- Stored data
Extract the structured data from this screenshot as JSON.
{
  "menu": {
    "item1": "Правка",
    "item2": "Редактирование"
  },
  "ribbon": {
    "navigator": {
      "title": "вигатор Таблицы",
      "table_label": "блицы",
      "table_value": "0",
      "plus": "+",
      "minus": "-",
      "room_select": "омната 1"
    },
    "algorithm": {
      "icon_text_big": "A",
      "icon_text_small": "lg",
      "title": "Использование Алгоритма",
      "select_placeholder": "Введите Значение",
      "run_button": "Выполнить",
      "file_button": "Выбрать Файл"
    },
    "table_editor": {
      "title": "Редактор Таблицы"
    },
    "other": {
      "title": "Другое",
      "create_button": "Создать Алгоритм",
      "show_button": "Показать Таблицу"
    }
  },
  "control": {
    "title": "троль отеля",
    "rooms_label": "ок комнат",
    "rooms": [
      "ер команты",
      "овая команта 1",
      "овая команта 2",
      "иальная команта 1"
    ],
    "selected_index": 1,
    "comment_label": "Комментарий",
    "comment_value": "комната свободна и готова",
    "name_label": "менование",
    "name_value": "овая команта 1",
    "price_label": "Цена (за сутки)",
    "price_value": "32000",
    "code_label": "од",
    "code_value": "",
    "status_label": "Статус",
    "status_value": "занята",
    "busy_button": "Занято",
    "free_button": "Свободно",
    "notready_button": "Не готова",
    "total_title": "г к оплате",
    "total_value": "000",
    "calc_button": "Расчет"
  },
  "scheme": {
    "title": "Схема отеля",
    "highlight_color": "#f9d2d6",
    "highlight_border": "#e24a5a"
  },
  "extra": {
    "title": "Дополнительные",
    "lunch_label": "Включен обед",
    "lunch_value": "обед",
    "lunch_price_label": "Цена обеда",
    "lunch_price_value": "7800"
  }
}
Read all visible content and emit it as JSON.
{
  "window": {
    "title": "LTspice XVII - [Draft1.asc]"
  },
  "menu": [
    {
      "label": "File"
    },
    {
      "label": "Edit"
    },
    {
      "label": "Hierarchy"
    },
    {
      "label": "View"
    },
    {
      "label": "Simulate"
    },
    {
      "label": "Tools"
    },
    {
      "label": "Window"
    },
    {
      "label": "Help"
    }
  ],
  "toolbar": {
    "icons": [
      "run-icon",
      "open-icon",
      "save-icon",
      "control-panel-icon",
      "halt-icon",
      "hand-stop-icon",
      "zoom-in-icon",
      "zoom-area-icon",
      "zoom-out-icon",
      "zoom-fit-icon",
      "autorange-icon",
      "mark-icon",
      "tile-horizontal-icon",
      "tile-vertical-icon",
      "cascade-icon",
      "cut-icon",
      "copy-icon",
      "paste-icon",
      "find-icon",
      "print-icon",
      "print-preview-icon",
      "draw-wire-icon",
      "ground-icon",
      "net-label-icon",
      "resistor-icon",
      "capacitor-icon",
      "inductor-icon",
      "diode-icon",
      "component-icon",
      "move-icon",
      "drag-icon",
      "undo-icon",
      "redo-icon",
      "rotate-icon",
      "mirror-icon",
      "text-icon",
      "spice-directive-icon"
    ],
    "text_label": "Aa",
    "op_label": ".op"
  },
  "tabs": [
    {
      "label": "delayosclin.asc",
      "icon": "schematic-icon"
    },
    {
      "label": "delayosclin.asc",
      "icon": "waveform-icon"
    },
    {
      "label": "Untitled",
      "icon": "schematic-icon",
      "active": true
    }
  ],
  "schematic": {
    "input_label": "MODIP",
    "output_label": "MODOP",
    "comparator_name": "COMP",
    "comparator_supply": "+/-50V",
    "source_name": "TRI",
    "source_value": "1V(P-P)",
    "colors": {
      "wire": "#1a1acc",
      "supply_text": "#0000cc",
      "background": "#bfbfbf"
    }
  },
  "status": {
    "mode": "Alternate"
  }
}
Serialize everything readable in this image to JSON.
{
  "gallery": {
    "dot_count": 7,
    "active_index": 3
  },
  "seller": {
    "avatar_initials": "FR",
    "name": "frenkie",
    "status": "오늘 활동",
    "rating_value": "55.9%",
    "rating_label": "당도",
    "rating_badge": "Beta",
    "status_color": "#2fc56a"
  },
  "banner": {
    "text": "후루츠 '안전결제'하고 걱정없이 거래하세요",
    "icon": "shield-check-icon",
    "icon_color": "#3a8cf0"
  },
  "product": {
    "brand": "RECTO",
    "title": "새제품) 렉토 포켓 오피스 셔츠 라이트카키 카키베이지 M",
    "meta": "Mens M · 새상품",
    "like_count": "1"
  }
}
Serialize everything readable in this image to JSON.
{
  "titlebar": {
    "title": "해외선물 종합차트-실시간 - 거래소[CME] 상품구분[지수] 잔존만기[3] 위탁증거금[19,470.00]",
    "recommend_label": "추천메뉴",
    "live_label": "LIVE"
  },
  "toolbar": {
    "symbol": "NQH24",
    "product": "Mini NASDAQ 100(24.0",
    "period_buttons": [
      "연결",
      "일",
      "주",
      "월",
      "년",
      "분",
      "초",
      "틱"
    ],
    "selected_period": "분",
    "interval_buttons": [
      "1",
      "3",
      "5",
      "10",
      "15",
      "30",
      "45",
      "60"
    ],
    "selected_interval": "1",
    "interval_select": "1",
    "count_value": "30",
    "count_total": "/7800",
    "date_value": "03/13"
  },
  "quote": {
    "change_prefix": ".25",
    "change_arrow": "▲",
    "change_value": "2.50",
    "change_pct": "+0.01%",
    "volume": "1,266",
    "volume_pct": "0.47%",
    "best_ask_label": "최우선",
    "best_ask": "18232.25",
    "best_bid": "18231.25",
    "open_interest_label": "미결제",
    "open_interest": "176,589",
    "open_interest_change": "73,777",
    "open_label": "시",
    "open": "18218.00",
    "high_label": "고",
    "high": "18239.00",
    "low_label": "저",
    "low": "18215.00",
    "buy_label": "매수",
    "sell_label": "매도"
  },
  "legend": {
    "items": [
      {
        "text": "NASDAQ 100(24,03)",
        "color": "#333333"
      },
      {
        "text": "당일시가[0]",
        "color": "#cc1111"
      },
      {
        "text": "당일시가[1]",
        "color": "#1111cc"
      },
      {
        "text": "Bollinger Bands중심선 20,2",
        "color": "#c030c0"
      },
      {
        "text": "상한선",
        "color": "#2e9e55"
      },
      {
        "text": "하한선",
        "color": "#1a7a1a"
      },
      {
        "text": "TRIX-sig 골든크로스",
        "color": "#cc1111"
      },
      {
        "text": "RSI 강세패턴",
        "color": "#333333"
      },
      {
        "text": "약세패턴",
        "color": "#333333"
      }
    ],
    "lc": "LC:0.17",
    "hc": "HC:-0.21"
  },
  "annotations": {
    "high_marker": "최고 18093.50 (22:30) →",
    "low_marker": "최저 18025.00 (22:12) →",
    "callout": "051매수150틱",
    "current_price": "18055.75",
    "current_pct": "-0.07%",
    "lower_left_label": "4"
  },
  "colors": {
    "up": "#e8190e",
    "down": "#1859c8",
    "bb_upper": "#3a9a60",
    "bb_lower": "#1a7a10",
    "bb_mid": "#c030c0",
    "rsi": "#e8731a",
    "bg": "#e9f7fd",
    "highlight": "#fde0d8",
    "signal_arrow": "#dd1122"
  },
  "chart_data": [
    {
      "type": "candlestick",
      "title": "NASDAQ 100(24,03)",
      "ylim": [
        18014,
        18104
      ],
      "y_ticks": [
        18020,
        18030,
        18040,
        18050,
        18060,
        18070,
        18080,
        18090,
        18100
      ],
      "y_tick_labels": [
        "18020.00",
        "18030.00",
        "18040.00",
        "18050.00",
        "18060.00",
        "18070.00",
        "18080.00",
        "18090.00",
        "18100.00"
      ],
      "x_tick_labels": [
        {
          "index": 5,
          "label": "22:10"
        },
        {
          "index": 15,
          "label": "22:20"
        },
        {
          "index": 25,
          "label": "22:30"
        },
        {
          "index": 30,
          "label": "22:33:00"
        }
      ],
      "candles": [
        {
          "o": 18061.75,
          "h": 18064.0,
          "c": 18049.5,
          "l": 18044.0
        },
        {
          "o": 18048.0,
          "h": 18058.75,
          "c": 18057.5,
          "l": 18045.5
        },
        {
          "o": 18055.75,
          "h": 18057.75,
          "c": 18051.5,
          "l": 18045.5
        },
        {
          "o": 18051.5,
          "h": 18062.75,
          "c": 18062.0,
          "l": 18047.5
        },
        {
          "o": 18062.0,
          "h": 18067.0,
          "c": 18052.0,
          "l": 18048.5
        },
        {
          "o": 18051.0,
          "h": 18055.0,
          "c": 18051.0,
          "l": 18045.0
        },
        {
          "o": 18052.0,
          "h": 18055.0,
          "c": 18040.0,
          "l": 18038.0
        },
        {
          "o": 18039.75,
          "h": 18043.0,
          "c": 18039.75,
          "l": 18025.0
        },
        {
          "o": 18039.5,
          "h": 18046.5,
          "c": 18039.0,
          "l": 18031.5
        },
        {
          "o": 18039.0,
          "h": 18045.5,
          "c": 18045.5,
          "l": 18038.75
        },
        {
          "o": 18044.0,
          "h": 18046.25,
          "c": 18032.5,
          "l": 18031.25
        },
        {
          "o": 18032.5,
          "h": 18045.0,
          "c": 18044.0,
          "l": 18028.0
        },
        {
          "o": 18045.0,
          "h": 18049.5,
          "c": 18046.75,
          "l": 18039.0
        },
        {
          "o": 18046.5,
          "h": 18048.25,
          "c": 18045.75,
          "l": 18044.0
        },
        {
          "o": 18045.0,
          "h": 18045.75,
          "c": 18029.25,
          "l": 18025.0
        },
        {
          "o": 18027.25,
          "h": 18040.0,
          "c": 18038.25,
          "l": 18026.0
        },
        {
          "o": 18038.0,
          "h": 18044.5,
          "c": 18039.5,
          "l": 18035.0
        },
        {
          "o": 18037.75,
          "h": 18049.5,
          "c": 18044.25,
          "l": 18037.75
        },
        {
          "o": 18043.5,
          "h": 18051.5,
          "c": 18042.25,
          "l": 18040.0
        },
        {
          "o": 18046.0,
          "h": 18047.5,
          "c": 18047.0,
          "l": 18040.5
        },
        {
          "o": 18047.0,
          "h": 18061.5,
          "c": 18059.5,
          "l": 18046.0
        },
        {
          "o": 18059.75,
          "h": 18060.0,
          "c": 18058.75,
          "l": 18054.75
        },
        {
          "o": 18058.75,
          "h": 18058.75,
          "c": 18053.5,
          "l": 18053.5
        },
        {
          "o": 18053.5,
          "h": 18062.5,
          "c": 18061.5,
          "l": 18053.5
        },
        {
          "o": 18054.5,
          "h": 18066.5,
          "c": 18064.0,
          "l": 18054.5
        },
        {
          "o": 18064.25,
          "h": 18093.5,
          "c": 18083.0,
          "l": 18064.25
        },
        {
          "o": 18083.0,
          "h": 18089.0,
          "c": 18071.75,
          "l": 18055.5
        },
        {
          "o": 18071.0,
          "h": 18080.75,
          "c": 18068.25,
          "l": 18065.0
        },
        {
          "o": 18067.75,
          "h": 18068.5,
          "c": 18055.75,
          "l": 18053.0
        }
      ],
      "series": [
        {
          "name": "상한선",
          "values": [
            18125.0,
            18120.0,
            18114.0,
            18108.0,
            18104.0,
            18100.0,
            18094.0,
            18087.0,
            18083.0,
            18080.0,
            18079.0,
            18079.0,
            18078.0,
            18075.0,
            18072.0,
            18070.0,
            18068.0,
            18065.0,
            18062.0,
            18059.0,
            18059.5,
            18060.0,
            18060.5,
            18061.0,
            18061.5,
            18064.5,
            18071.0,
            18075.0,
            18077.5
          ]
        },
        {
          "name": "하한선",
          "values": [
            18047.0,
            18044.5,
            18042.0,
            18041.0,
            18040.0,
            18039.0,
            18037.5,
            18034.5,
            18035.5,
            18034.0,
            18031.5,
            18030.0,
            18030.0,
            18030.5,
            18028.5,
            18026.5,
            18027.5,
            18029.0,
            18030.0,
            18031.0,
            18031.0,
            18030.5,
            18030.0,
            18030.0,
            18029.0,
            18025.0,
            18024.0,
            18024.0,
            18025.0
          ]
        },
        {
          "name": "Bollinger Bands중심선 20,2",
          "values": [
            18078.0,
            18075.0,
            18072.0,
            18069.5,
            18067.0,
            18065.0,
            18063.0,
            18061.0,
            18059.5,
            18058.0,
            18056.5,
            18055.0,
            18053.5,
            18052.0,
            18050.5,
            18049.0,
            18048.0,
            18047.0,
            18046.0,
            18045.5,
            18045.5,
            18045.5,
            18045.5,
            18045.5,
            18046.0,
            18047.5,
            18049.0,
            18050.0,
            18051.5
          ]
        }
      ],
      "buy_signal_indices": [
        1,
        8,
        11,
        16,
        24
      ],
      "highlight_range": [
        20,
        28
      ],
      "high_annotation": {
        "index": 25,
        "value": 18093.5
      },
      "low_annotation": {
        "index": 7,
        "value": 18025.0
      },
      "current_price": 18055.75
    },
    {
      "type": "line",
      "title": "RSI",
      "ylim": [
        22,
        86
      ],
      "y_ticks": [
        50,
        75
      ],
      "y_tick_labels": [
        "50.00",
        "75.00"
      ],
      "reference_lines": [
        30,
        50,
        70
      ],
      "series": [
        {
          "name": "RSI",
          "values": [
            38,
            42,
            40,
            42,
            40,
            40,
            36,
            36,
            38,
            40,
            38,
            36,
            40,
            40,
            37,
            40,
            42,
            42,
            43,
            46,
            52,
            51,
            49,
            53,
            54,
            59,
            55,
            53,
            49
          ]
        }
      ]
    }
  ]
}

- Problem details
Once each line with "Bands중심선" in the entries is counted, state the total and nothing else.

- Task result
2